When Karen Iverson first became a volunteer for Milwaukee Birthright — a group that provides assistance and support to women experiencing crisis pregnancies — it was 1971, just before
the notorious Roe v. Wade Supreme Court decision.
“We were aware that it was going to be initiated the following year,” said Iverson of the ruling. At the time, she was a young mother of four. “It was already up (in the Court) and was going to be voted on.”
As a Catholic, Iverson believed that life begins at the moment of conception, and she was conscious that abortions were about to be made accessible to millions of pregnant women across the country — many of whom felt alone, stigmatized, neglected and desperate.
She didn’t feel it was enough to protest the issue of abortion. She wanted to do more — she wanted to reach those women.
“I really believed in the mission of Birthright,” said Iverson, a parishioner at St. Eugene in Fox Point.
She’s one of a handful of volunteers who signed on with Milwaukee Birthright in the 1970s and stuck with the organization through the long years. If those years haven’t brought a repeal of Roe, they have certainly brought thousands of pregnant women to Birthright’s doorstep, seeking answers and a sympathetic ear.
Judy Fecteau, Birthright’s executive director, said that the group’s volunteers offer the women all that and more — they offer them hope.
Though Birthright is a non-denominational entity, much of the volunteer and donor base is Catholic. What motivates the eight volunteers who man the office at 2025 W. Oklahoma Ave., sort baby clothes or take home calls on the 24-hour helpline, is a belief in the sanctity of life.
“They want to do something for these mothers, so that they are aware that there is help and hope — and they don’t have to despair and resort to abortion,” said Fecteau.
Volunteers undergo training and are briefed in a large number of resources that the group can offer expectant parents.
“We love the person and accept them where they’re at, and then we offer them alternatives to abortion,” said Iverson. “That’s what we’ve tried to do through the years. We have a lot of resources — legal, physicians, social work. We’re able to connect them with the Milwaukee Health Department, who provides a pack ’n play for anybody in the city who needs one, due to the infant mortality rate. A lot of people might call and say, ‘I’m out of formula until I get paid on Monday,’ and I can refer them to places in the community that will provide them with formula.”
Other services that Birthright provides include free pregnancy testing, baby supplies, referrals for food pantries and “daddy packs” that offer resources for fathers. Clients can come in for clothing every three months of their child’s life (up to size 4T), and children are encouraged to take a book home with them from office visits to promote literacy.
“With the books, we give information about all the local libraries, their addresses and phone numbers, as well as low-cost bookstores,” said Iverson. “Mothers are so appreciative of that.”

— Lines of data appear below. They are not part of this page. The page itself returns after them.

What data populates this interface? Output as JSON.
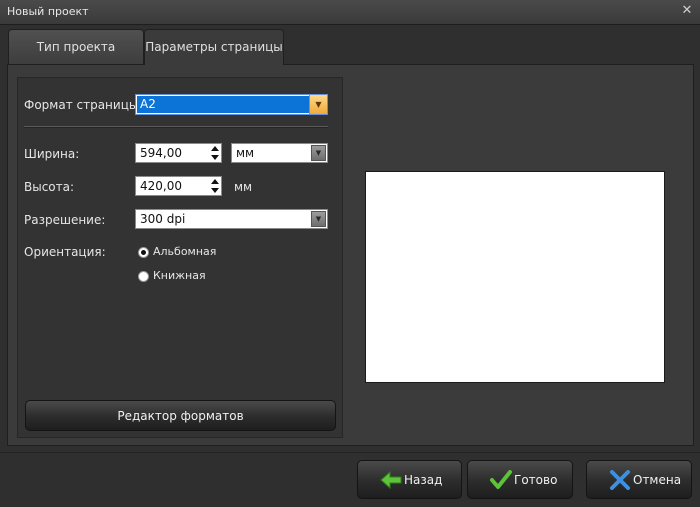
{
  "window": {
    "title": "Новый проект"
  },
  "tabs": [
    {
      "label": "Тип проекта"
    },
    {
      "label": "Параметры страницы"
    }
  ],
  "form": {
    "page_format": {
      "label": "Формат страницы:",
      "value": "A2"
    },
    "width": {
      "label": "Ширина:",
      "value": "594,00",
      "unit": "мм"
    },
    "height": {
      "label": "Высота:",
      "value": "420,00",
      "unit": "мм"
    },
    "resolution": {
      "label": "Разрешение:",
      "value": "300 dpi"
    },
    "orientation": {
      "label": "Ориентация:",
      "options": [
        "Альбомная",
        "Книжная"
      ],
      "selected": "Альбомная"
    },
    "formats_editor_label": "Редактор форматов"
  },
  "footer": {
    "back_label": "Назад",
    "done_label": "Готово",
    "cancel_label": "Отмена"
  },
  "icons": {
    "back": "arrow-left-icon",
    "done": "checkmark-icon",
    "cancel": "cross-icon",
    "close": "close-icon"
  },
  "colors": {
    "selection": "#0d74d7",
    "back_arrow": "#5cc33a",
    "done_check": "#5cc33a",
    "cancel_cross": "#3d8fe0"
  }
}
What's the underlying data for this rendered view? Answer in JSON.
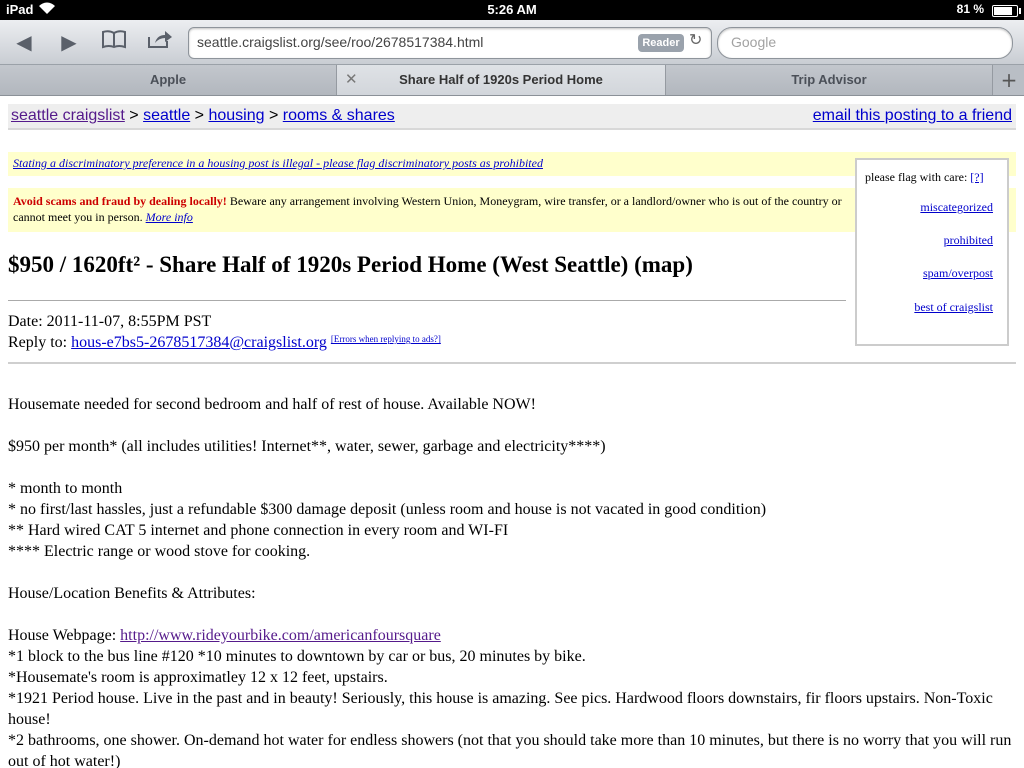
{
  "status": {
    "device": "iPad",
    "time": "5:26 AM",
    "battery": "81 %",
    "battery_level": 0.81
  },
  "toolbar": {
    "url": "seattle.craigslist.org/see/roo/2678517384.html",
    "reader_label": "Reader",
    "search_placeholder": "Google"
  },
  "tabs": [
    {
      "label": "Apple"
    },
    {
      "label": "Share Half of 1920s Period Home"
    },
    {
      "label": "Trip Advisor"
    }
  ],
  "breadcrumb": {
    "home": "seattle craigslist",
    "sep": ">",
    "city": "seattle",
    "section": "housing",
    "category": "rooms & shares",
    "email_link": "email this posting to a friend"
  },
  "notice": {
    "discrimination": "Stating a discriminatory preference in a housing post is illegal - please flag discriminatory posts as prohibited",
    "scam_bold": "Avoid scams and fraud by dealing locally!",
    "scam_text": " Beware any arrangement involving Western Union, Moneygram, wire transfer, or a landlord/owner who is out of the country or cannot meet you in person. ",
    "more_info": "More info"
  },
  "flag": {
    "title": "please flag with care:",
    "help": "[?]",
    "items": [
      "miscategorized",
      "prohibited",
      "spam/overpost",
      "best of craigslist"
    ]
  },
  "post": {
    "title": "$950 / 1620ft² - Share Half of 1920s Period Home (West Seattle) (map)",
    "date": "Date: 2011-11-07, 8:55PM PST",
    "reply_label": "Reply to:",
    "reply_email": "hous-e7bs5-2678517384@craigslist.org",
    "errors_link": "[Errors when replying to ads?]",
    "lines": [
      "Housemate needed for second bedroom and half of rest of house. Available NOW!",
      "$950 per month* (all includes utilities! Internet**, water, sewer, garbage and electricity****)",
      "* month to month",
      "* no first/last hassles, just a refundable $300 damage deposit (unless room and house is not vacated in good condition)",
      "** Hard wired CAT 5 internet and phone connection in every room and WI-FI",
      "**** Electric range or wood stove for cooking.",
      "House/Location Benefits & Attributes:",
      "House Webpage: ",
      "*1 block to the bus line #120 *10 minutes to downtown by car or bus, 20 minutes by bike.",
      "*Housemate's room is approximatley 12 x 12 feet, upstairs.",
      "*1921 Period house. Live in the past and in beauty! Seriously, this house is amazing. See pics. Hardwood floors downstairs, fir floors upstairs. Non-Toxic house!",
      "*2 bathrooms, one shower. On-demand hot water for endless showers (not that you should take more than 10 minutes, but there is no worry that you will run out of hot water!)"
    ],
    "webpage_url": "http://www.rideyourbike.com/americanfoursquare"
  }
}
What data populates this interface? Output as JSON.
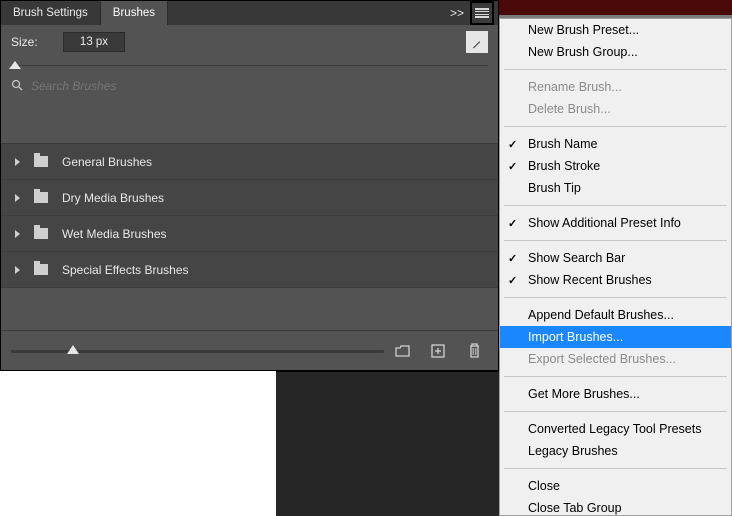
{
  "tabs": {
    "settings": "Brush Settings",
    "brushes": "Brushes",
    "active": "brushes"
  },
  "size": {
    "label": "Size:",
    "value": "13 px"
  },
  "search": {
    "placeholder": "Search Brushes"
  },
  "brush_folders": [
    {
      "label": "General Brushes"
    },
    {
      "label": "Dry Media Brushes"
    },
    {
      "label": "Wet Media Brushes"
    },
    {
      "label": "Special Effects Brushes"
    }
  ],
  "flyout_menu": [
    {
      "type": "item",
      "label": "New Brush Preset...",
      "enabled": true
    },
    {
      "type": "item",
      "label": "New Brush Group...",
      "enabled": true
    },
    {
      "type": "sep"
    },
    {
      "type": "item",
      "label": "Rename Brush...",
      "enabled": false
    },
    {
      "type": "item",
      "label": "Delete Brush...",
      "enabled": false
    },
    {
      "type": "sep"
    },
    {
      "type": "item",
      "label": "Brush Name",
      "enabled": true,
      "checked": true
    },
    {
      "type": "item",
      "label": "Brush Stroke",
      "enabled": true,
      "checked": true
    },
    {
      "type": "item",
      "label": "Brush Tip",
      "enabled": true
    },
    {
      "type": "sep"
    },
    {
      "type": "item",
      "label": "Show Additional Preset Info",
      "enabled": true,
      "checked": true
    },
    {
      "type": "sep"
    },
    {
      "type": "item",
      "label": "Show Search Bar",
      "enabled": true,
      "checked": true
    },
    {
      "type": "item",
      "label": "Show Recent Brushes",
      "enabled": true,
      "checked": true
    },
    {
      "type": "sep"
    },
    {
      "type": "item",
      "label": "Append Default Brushes...",
      "enabled": true
    },
    {
      "type": "item",
      "label": "Import Brushes...",
      "enabled": true,
      "highlight": true
    },
    {
      "type": "item",
      "label": "Export Selected Brushes...",
      "enabled": false
    },
    {
      "type": "sep"
    },
    {
      "type": "item",
      "label": "Get More Brushes...",
      "enabled": true
    },
    {
      "type": "sep"
    },
    {
      "type": "item",
      "label": "Converted Legacy Tool Presets",
      "enabled": true
    },
    {
      "type": "item",
      "label": "Legacy Brushes",
      "enabled": true
    },
    {
      "type": "sep"
    },
    {
      "type": "item",
      "label": "Close",
      "enabled": true
    },
    {
      "type": "item",
      "label": "Close Tab Group",
      "enabled": true
    }
  ]
}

But, more than anything, Iverson said, Birthright volunteers are there to show compassion.
“We listen — that’s very important,” she said. “Oftentimes people think abortion is their only option. Because of the anxiety and stress that they find themselves in with an unplanned pregnancy, they see that as the only way out. We just let them talk it out.”
Volunteers can give as much or as little time as they are able to offer, said Fecteau. She herself became involved in the organization in 1999 because of an ad she saw that said volunteers could give as little as four hours every month.
“I thought, well, that’s all they’re asking for — I could do that,” she remembered. She became Birthright’s executive director in 2015 and is the only paid staff member in the otherwise volunteer-run organization.
The group is, of course, always looking for more passionate people to give of their time to the mothers of Milwaukee who feel trapped by their pregnancies. Fecteau said that even high schoolers would be welcome to come in and assist with light office work or sorting inventory.
“If they are pro-life and want to help, this is the way,” said Iverson. “Protesting abortion is important, but I always felt that that wasn’t enough — it’s like saying, we only care about you until the baby’s born and we don’t care about you after. We ask them to bring their babies in after they’re born. Some of our volunteers have followed our clients for years. We’ve got women (who are pregnant) coming to us whose mothers we helped during their pregnancies. That’s very, very rewarding.”